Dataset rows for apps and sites
-=-=-

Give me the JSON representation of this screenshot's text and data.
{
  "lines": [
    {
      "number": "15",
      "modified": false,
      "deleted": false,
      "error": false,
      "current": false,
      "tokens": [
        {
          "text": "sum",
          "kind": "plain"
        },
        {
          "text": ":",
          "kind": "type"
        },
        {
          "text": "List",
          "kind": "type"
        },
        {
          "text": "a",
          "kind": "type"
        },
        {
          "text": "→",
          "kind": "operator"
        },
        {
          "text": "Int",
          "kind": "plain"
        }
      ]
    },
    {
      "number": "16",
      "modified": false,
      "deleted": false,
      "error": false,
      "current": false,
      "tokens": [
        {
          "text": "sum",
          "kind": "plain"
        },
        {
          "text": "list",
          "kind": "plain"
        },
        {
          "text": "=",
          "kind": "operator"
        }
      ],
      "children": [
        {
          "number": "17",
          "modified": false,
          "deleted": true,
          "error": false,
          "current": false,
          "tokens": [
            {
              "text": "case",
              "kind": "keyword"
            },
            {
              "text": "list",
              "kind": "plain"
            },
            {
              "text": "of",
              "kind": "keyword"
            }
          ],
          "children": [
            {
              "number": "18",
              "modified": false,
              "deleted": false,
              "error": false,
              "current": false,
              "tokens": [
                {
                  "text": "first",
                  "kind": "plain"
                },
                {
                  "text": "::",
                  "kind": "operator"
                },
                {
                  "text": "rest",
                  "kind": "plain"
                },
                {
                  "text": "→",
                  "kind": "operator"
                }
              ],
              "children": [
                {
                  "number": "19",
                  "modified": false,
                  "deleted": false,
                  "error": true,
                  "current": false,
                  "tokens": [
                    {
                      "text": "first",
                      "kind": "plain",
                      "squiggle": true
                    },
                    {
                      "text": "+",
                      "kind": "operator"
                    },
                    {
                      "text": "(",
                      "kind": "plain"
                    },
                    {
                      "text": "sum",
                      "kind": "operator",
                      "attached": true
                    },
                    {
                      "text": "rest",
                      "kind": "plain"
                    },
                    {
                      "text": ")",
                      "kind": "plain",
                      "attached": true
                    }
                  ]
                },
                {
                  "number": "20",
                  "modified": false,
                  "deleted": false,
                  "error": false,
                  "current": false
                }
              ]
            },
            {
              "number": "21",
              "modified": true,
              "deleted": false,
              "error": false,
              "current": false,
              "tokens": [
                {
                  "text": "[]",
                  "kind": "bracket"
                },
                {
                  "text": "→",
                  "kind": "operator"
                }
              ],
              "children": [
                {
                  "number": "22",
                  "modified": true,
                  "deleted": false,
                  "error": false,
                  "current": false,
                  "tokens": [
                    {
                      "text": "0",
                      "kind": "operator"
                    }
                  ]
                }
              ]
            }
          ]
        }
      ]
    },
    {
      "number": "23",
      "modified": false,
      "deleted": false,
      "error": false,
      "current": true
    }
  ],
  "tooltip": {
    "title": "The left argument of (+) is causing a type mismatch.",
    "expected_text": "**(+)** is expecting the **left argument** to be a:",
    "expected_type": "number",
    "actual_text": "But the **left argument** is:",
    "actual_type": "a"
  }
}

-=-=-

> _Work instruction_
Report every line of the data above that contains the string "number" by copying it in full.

> _Output_
      "number": "15",
      "number": "16",
          "number": "17",
              "number": "18",
                  "number": "19",
                  "number": "20",
              "number": "21",
                  "number": "22",
      "number": "23",
    "expected_type": "number",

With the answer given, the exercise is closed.